╔══

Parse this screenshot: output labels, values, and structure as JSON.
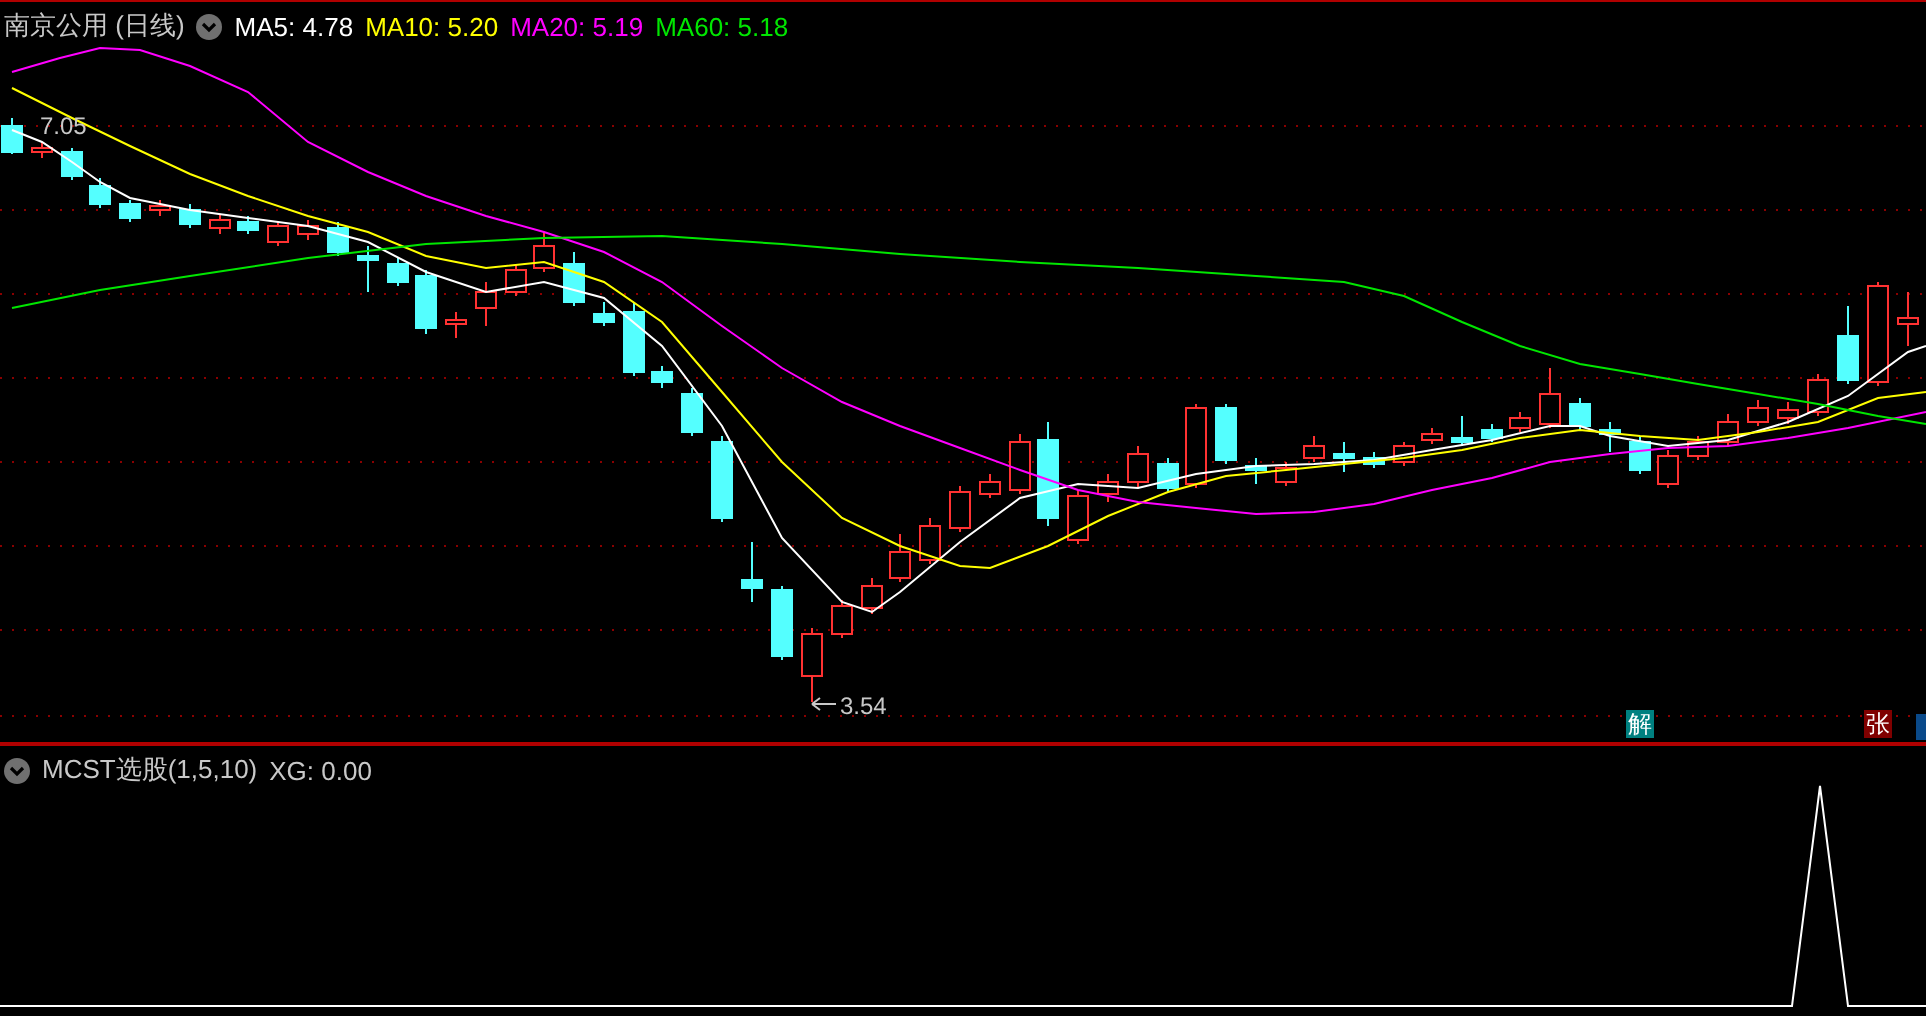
{
  "price_panel": {
    "title": "南京公用 (日线)",
    "ma_legend": [
      {
        "label": "MA5:",
        "value": "4.78",
        "color": "#ffffff"
      },
      {
        "label": "MA10:",
        "value": "5.20",
        "color": "#ffff00"
      },
      {
        "label": "MA20:",
        "value": "5.19",
        "color": "#ff00ff"
      },
      {
        "label": "MA60:",
        "value": "5.18",
        "color": "#00e600"
      }
    ],
    "high_label": "7.05",
    "low_label": "3.54",
    "markers": [
      {
        "text": "解",
        "color": "#008080"
      },
      {
        "text": "张",
        "color": "#800000"
      }
    ]
  },
  "indicator_panel": {
    "title": "MCST选股(1,5,10)",
    "readout": "XG: 0.00"
  }
}
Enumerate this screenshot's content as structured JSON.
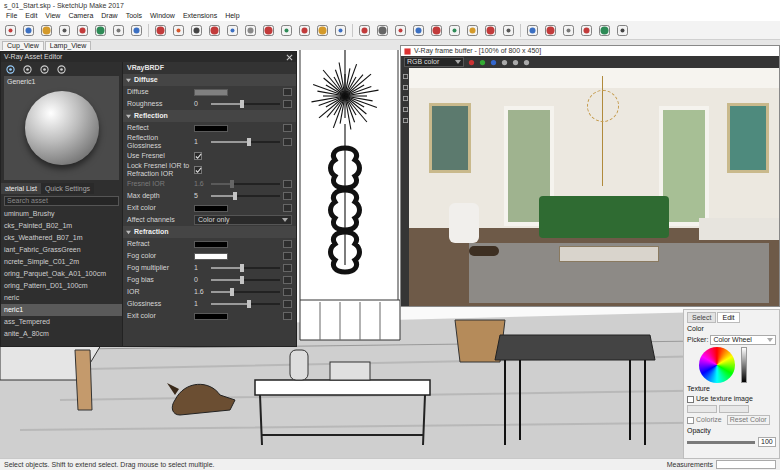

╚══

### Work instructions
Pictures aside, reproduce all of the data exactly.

### Output of the exercise
Parse this screenshot: output labels, values, and structure as JSON.
{
  "price_panel": {
    "title": "南京公用 (日线)",
    "ma_legend": [
      {
        "label": "MA5:",
        "value": "4.78",
        "color": "#ffffff"
      },
      {
        "label": "MA10:",
        "value": "5.20",
        "color": "#ffff00"
      },
      {
        "label": "MA20:",
        "value": "5.19",
        "color": "#ff00ff"
      },
      {
        "label": "MA60:",
        "value": "5.18",
        "color": "#00e600"
      }
    ],
    "high_label": "7.05",
    "low_label": "3.54",
    "markers": [
      {
        "text": "解",
        "color": "#008080"
      },
      {
        "text": "张",
        "color": "#800000"
      }
    ]
  },
  "indicator_panel": {
    "title": "MCST选股(1,5,10)",
    "readout": "XG: 0.00"
  }
}
Enumerate this screenshot's content as structured JSON.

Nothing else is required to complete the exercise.